Despite experts' assessment that the likelihood of an impending Russian nuclear display is slim, Ukraine offered an alarmist appraisal of the danger this week.
In an interview with The Guardian, Vadum Skibitsky, a deputy head of Ukraine's military intelligence, put the probability of Russia hitting Ukraine with a tactical nuclear weapon at "very high."
"They will likely target places along the frontlines with lots of [army] personal and equipment (sic)," he told the outlet. "In order to stop them we need not just more anti-aircraft systems, but anti-rocket systems.
The military official offered no evidence for his claims and officials in his organization have repeatedly spread baseless theories.
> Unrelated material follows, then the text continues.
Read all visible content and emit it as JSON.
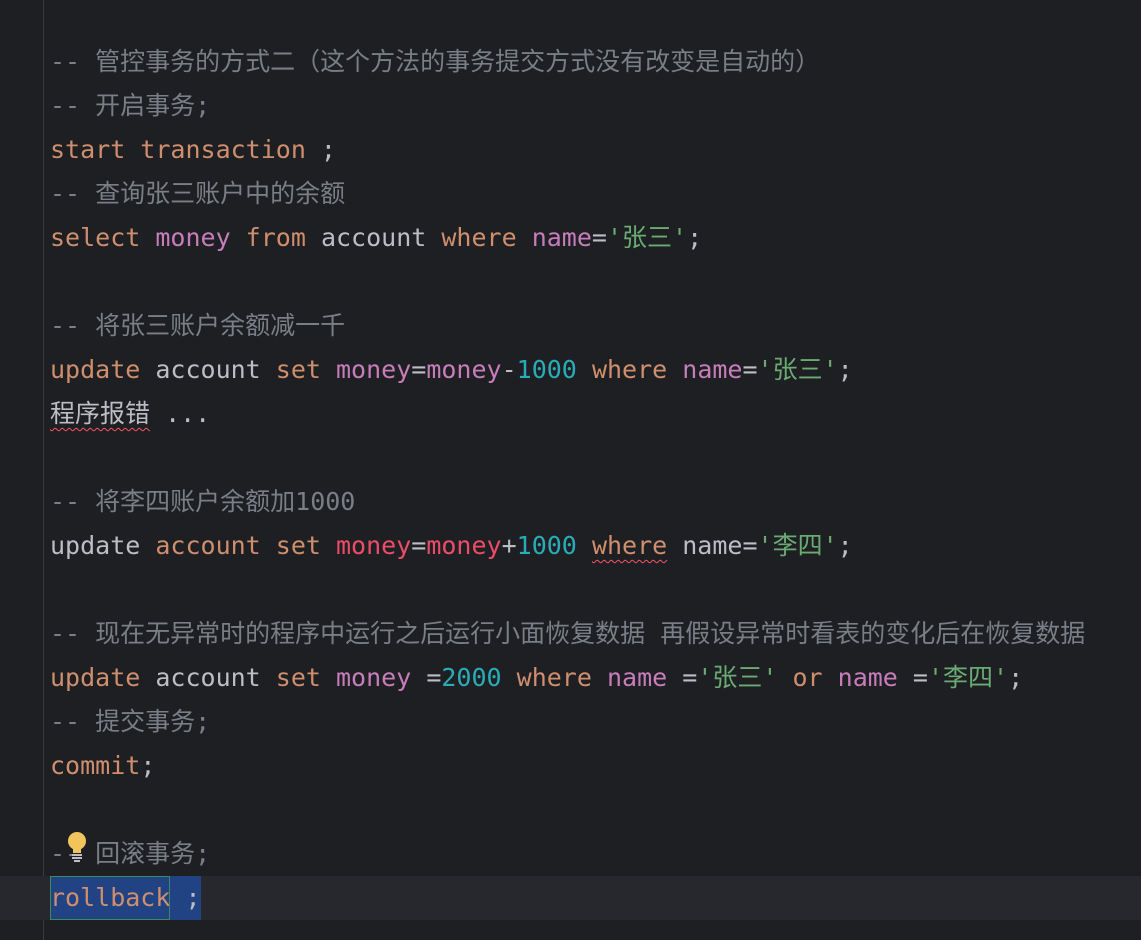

But Ukraine may have good cause to be alarmist, as many analysts believe Putin's nuclear invocation is also an attempt to manipulate the US into limiting its support for Ukraine.
"Putin is now upping the ante and he's counting on the fact that we won't go to nuclear war for Ukraine which will get the West to tell Ukraine to negotiate a solution that is basically a Russian victory," D'Anieri said.
A blatant nuclear reminder, Putin hopes, might scare the West into ramping down or discontinuing its aid to Ukraine, experts posited - aid that has helped Ukraine stage a series of recent victories.
"The beauty for him I think, is he believes he could nuke Ukraine and nobody in the West would want to nuke Russia in retaliation," D'Anieri said.
Ukraine, meanwhile, has a motivation to play up the danger of nuclear war in an effort to curry even more support from the country's Western allies who have nuclear weapons of their own.
The world is closely watching.
Putin has repeatedly hinted at Russia's massive arsenal of nuclear power since the war began, but his most recent threat has prompted a more reactive response on the international stage.
President Joe Biden and other White House officials have publicly condemned the Russian president's comments and privately warned the Kremlin of dire consequences should the country break the global non-use standard of nuclear weapons that has been in place since 1945.
In addition to issuing its own warnings to Russia, the US is also aiming to bring the global community into the fold of nuclear worry. Politico reported this week that there are increasing calls within and outside of the Biden administration to urge China and India - two Moscow allies with their own access to nuclear weapons - to reign in Putin's threats.
Meanwhile, US officials are reportedly following signs that Russia has changed the location of its nukes or their alert status, with no signs of such activity as of Thursday.
Putin's threats have undoubtedly done exactly what he hoped they would, D'Anieri said, which is stoke fear and confusion.
"I think what Putin in a way is trying to do, and probably succeeding in doing, is manipulating uncertainty so people in the West are now more worried about what might happen than he is," he said.